So choose your basketball players wisely. You can even get creative and bring cardboard cutouts. Both Embiid and Ben Simmons (6’10″) would be good company at your next picnic. Call on “Wilt the Stilt” Chamberlain (7’1”) to join you, too. Laid out from the edges of your blanket, their cutouts would create the ultimate barrier to keep people from walking too close.

Shopping carts

Less than 6 feet: One shopping cart

About 6 feet: Two shopping carts

The average grocery cart is about 3 feet long. Most supermarkets have tape on the ground by the checkout lines to create 6-feet markers. If someone’s creeping toward you past the marker, it’s OK to politely ask them to give you some space. A cart is not a barrier for the virus, nor is it long enough to meet social distancing guidelines.

But a shopping cart can provide a good way to think about social distancing when you imagine two attached together. As you navigate the store, picture an extra cart hooked to the front of yours. It’ll make you more aware of how close you’re getting to others.

Your arms

Less than 6 feet: The average man or woman’s arm span

6 feet: The average man or woman’s arm span plus a few inches

Perhaps the best way to visualize 6 feet is to use your own arms. According to Scientific American, when you extend your arms out to the sides, the distance between the middle fingertip of your left hand and that of your right hand is about the same as your height.

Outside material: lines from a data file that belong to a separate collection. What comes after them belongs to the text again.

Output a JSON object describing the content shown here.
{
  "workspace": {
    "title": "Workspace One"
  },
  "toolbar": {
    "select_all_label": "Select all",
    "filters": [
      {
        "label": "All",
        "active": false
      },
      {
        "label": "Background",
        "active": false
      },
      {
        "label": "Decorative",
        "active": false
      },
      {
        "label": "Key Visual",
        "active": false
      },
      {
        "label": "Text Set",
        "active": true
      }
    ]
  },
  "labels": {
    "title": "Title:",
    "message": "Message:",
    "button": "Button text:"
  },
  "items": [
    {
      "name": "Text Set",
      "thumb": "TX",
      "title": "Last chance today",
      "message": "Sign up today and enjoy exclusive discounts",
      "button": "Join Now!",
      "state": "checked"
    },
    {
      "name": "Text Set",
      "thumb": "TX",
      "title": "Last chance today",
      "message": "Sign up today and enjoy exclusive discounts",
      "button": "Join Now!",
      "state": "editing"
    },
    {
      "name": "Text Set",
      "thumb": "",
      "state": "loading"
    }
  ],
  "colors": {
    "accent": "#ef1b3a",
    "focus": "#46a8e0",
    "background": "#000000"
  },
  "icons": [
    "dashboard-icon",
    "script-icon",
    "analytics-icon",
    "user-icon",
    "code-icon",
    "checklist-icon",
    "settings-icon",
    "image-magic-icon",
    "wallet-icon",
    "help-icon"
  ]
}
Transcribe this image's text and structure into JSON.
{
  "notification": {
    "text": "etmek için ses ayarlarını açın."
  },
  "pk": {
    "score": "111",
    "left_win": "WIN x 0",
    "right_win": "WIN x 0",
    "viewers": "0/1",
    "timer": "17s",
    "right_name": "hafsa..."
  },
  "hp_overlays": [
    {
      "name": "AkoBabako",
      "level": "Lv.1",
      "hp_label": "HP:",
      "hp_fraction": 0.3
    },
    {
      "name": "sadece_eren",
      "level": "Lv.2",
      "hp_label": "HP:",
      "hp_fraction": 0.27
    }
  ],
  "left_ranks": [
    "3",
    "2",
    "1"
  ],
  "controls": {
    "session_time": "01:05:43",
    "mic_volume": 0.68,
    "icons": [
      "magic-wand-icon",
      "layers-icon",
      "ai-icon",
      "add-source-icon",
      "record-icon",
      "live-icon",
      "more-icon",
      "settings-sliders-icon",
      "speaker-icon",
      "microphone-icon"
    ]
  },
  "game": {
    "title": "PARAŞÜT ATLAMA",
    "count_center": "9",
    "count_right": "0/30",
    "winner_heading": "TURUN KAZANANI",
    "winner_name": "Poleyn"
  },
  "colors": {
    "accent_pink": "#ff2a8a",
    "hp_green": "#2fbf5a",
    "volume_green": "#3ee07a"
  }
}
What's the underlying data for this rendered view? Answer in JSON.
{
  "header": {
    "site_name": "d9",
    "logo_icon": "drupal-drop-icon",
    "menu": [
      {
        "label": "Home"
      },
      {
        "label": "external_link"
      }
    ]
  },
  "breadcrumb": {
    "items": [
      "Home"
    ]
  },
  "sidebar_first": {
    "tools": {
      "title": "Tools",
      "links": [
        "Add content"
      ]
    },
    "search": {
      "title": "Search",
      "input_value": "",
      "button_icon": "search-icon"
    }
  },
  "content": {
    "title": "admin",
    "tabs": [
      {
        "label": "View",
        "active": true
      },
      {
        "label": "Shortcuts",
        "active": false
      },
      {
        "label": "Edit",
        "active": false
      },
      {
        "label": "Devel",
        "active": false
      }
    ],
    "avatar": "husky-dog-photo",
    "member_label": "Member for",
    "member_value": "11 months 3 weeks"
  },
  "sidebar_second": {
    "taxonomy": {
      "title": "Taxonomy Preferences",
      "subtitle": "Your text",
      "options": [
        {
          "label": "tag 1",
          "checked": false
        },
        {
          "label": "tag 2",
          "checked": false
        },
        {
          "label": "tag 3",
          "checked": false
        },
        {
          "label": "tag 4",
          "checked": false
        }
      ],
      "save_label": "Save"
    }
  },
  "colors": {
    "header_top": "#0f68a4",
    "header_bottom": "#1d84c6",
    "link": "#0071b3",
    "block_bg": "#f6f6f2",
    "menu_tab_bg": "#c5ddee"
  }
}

According to the U.S. Centers for Disease Control and Prevention, the average height of an adult American man is 5’9″; for an adult American woman, it’s 5’3″. So, if you’re of average height, that would mean your arm span would be about 1.5 inches shy on both sides if you’re a man, about the width of a cardboard paper towel tube. If you’re a woman, that gap is 4.5 inches on each side, about the height of a can of beans. Of course, make your own calculations based on your own height.

As stay-at-home orders lift, this may come in handy when you’re hanging out with friends but want to remain socially distanced. Each of you can extend an arm, with a few inches remaining between your fingertips. This will confirm that you’re standing or sitting 6 feet apart.


About 6 feet: The width of a car

More than 6 feet: The width of a parking space

The average width of a midsize vehicle is about 6 to 6-and-a-half feet long. Keep the image of a car in your mind, or if you want to be extra cautious, picture a parking space. (Since parking spaces have to fit cars, they’re obviously a bit wider than a car itself.) In the United States they average between 7 and 9 feet wide.